### Data for processing
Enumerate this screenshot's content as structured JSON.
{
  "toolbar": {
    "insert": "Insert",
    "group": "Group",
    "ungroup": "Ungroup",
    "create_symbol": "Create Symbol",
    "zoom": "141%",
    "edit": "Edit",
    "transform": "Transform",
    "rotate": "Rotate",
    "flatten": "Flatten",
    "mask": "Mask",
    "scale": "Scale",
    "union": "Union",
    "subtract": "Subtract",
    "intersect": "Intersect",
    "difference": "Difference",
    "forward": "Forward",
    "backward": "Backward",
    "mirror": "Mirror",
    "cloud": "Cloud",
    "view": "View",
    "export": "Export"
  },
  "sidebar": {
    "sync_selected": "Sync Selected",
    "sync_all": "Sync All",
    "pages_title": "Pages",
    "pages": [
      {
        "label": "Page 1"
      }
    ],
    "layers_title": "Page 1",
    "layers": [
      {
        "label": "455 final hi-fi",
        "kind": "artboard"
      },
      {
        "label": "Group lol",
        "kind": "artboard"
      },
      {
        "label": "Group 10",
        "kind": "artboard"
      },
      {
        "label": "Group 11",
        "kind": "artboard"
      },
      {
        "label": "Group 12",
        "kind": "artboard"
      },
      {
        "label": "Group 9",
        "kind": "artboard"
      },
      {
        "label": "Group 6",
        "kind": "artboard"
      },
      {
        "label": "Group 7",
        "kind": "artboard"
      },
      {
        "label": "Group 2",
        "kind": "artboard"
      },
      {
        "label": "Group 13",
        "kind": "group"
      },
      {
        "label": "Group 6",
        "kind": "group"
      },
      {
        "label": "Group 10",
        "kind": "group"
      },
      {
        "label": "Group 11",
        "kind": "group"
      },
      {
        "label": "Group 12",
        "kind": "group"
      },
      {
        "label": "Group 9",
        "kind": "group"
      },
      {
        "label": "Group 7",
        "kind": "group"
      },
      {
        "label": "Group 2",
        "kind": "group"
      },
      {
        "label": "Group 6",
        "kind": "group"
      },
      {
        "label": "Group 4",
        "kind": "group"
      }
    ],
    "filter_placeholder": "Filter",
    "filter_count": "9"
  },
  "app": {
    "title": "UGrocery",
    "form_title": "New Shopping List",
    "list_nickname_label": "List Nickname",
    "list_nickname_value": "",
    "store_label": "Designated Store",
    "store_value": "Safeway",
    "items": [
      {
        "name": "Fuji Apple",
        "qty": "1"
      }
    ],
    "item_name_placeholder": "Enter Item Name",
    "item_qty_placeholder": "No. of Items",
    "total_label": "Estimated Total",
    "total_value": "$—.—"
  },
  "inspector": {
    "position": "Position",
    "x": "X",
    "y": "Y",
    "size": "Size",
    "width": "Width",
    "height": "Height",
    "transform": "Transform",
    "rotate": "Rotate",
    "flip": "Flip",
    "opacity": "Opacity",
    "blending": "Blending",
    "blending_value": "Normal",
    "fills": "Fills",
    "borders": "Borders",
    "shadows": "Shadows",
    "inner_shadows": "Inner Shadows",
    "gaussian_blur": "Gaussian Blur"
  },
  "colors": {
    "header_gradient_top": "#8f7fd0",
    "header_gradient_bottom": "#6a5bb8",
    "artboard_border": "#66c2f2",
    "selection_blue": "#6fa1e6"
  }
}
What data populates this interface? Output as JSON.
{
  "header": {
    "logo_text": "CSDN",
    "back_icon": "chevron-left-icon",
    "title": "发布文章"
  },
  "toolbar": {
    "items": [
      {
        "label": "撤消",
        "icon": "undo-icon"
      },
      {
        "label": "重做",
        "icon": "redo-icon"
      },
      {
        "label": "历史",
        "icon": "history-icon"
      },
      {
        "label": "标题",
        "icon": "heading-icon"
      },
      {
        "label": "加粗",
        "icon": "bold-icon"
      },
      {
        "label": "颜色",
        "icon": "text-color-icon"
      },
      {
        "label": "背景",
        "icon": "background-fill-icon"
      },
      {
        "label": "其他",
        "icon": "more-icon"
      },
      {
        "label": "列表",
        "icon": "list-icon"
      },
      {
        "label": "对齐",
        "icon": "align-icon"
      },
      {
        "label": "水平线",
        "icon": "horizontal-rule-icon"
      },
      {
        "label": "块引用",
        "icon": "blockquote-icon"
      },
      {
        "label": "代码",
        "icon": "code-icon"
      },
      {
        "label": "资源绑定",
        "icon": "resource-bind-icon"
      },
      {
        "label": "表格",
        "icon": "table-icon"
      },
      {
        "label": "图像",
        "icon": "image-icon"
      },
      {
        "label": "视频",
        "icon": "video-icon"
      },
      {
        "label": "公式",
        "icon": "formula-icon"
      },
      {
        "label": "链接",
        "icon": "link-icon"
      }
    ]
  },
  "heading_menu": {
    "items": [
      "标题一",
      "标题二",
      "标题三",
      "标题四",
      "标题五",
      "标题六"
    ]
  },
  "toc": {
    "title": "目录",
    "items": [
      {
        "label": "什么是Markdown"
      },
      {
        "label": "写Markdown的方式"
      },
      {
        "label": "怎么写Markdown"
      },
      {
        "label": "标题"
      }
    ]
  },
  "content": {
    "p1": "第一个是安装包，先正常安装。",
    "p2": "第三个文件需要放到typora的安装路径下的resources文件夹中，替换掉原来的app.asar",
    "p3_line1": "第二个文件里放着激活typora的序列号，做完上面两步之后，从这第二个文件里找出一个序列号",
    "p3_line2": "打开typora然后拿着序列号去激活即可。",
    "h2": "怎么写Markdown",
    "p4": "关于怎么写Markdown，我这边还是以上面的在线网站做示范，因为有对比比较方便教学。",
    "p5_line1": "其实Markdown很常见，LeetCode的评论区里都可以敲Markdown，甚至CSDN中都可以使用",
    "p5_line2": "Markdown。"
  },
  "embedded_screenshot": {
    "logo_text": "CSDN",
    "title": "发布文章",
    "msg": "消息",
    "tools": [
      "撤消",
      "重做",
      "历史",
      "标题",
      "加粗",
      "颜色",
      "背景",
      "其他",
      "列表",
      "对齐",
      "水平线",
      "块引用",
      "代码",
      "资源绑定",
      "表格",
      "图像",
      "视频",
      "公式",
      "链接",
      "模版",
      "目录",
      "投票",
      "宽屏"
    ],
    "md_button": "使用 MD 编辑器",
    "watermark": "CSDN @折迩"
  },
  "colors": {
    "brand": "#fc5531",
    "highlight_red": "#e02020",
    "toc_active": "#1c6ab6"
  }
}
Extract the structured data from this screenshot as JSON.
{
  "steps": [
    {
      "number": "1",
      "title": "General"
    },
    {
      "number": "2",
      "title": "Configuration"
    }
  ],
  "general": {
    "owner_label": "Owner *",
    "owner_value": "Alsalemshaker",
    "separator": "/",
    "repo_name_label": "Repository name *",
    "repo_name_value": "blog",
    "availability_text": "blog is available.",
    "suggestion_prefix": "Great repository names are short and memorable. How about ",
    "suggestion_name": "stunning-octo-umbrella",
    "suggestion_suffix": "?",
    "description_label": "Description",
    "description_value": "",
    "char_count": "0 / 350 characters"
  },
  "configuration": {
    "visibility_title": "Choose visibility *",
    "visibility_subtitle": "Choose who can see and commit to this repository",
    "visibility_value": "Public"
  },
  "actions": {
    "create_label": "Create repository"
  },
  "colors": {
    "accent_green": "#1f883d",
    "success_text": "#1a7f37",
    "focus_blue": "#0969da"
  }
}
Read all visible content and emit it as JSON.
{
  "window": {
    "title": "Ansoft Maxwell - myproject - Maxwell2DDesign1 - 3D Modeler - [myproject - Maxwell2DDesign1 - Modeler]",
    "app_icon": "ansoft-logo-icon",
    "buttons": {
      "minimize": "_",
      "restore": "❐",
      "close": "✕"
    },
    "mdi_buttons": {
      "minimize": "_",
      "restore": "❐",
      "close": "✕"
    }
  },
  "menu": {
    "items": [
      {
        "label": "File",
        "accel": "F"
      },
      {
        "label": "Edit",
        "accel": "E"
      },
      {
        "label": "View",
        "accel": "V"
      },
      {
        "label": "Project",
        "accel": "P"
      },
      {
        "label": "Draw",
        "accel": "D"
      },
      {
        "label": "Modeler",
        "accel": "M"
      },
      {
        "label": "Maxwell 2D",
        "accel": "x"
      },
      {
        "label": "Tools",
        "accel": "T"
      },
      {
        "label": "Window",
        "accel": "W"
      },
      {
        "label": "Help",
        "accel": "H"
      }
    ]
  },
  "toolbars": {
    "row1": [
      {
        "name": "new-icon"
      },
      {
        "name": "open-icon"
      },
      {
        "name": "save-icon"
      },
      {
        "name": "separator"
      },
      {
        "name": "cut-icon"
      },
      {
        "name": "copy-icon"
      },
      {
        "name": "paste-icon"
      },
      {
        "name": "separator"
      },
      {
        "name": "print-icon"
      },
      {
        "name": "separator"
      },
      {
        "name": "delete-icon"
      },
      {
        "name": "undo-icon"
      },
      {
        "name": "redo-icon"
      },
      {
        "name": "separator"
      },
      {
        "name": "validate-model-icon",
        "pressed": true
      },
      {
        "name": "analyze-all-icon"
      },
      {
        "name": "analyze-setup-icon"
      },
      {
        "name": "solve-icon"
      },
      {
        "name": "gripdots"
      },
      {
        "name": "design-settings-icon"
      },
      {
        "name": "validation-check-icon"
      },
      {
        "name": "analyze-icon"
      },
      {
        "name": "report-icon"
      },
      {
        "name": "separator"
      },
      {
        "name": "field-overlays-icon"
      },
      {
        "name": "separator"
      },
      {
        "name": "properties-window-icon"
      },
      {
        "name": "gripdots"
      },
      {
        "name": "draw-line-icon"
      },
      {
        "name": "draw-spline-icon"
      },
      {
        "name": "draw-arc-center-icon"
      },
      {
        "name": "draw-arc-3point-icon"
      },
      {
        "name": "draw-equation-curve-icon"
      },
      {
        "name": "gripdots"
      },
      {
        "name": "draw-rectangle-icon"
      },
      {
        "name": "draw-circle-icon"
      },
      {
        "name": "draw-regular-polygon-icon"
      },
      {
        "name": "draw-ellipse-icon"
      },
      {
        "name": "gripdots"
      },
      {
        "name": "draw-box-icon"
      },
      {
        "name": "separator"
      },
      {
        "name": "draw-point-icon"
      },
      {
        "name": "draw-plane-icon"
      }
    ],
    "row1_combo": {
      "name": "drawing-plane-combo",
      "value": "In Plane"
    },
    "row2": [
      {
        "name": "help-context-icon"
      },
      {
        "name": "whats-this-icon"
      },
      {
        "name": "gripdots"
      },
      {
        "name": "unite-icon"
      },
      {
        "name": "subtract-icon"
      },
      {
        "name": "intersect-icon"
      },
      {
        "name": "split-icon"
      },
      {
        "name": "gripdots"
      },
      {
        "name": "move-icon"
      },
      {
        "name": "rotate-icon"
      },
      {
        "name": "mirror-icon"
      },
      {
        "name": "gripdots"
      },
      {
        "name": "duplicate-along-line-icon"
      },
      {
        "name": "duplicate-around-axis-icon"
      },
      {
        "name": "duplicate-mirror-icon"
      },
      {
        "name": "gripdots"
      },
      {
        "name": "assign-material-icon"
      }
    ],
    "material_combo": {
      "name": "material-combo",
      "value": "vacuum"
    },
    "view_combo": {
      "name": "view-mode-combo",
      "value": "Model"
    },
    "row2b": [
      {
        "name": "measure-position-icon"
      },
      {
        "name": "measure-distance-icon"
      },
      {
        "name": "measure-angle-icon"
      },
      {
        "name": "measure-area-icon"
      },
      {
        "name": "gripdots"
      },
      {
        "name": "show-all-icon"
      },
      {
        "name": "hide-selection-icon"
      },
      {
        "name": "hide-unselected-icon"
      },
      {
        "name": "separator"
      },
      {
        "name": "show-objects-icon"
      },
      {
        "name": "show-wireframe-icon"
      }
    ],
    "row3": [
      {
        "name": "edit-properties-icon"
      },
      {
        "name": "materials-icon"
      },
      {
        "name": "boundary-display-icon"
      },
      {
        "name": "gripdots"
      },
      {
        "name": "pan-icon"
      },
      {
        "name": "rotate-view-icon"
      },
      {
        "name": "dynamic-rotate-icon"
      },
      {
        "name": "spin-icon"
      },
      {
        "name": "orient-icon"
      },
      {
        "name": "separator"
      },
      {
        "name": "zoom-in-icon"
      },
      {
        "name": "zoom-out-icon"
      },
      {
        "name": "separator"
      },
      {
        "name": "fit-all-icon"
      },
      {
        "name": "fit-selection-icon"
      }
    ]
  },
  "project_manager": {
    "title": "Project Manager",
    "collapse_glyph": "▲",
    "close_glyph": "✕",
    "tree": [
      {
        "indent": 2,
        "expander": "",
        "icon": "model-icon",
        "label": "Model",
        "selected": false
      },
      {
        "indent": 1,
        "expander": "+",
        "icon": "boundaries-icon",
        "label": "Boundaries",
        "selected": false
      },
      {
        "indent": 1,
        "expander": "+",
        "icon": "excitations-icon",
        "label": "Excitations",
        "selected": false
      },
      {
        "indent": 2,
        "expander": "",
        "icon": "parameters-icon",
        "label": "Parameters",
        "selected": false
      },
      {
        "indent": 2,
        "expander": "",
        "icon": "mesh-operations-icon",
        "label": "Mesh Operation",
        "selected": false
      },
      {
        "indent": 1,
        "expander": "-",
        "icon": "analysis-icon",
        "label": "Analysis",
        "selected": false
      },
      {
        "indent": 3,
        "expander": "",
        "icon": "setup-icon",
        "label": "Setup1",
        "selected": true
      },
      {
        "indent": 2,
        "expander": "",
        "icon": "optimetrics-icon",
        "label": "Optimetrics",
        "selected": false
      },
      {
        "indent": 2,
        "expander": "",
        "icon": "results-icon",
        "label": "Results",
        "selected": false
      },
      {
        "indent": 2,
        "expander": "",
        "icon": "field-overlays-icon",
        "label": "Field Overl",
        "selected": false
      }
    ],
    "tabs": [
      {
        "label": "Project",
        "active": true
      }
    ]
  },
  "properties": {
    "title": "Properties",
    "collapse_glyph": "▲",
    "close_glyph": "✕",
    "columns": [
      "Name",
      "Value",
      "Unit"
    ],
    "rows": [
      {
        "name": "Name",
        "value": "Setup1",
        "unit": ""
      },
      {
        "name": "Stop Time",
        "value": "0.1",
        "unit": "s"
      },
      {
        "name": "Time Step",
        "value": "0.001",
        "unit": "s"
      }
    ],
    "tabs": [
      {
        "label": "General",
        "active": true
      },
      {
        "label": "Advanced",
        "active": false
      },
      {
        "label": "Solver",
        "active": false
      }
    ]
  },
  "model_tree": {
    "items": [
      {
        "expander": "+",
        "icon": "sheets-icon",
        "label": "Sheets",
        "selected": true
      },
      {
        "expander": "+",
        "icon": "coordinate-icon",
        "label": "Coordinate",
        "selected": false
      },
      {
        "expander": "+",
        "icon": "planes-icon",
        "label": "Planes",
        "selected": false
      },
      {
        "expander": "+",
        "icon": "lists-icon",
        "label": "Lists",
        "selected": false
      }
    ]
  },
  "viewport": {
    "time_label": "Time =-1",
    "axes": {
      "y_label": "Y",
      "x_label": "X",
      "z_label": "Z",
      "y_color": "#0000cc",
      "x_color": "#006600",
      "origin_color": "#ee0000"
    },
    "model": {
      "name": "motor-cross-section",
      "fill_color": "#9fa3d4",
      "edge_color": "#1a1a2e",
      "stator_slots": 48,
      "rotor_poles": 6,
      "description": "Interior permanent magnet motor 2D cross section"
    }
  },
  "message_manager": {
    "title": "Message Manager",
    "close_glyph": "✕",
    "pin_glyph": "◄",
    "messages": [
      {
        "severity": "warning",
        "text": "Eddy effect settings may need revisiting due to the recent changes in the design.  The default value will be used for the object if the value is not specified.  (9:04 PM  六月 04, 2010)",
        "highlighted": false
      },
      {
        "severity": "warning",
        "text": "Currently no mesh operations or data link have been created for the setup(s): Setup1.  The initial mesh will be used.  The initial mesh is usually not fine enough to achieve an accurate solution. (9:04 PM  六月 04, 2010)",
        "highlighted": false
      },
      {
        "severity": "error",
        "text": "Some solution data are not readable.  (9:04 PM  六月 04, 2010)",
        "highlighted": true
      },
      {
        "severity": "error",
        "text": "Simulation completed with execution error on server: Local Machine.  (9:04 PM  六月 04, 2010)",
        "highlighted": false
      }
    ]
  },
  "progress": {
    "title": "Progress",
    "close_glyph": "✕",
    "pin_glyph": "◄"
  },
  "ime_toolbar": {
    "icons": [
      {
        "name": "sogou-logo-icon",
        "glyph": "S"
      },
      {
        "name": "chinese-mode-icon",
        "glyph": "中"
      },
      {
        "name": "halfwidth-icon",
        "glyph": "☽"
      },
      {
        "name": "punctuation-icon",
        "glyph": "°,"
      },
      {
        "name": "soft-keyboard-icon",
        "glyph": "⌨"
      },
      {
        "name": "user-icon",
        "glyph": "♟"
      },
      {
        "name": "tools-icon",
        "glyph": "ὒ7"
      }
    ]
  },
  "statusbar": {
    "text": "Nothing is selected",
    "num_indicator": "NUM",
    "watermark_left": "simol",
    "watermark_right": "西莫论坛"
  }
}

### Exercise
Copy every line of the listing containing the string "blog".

### Result of the exercise
    "repo_name_value": "blog",
    "availability_text": "blog is available.",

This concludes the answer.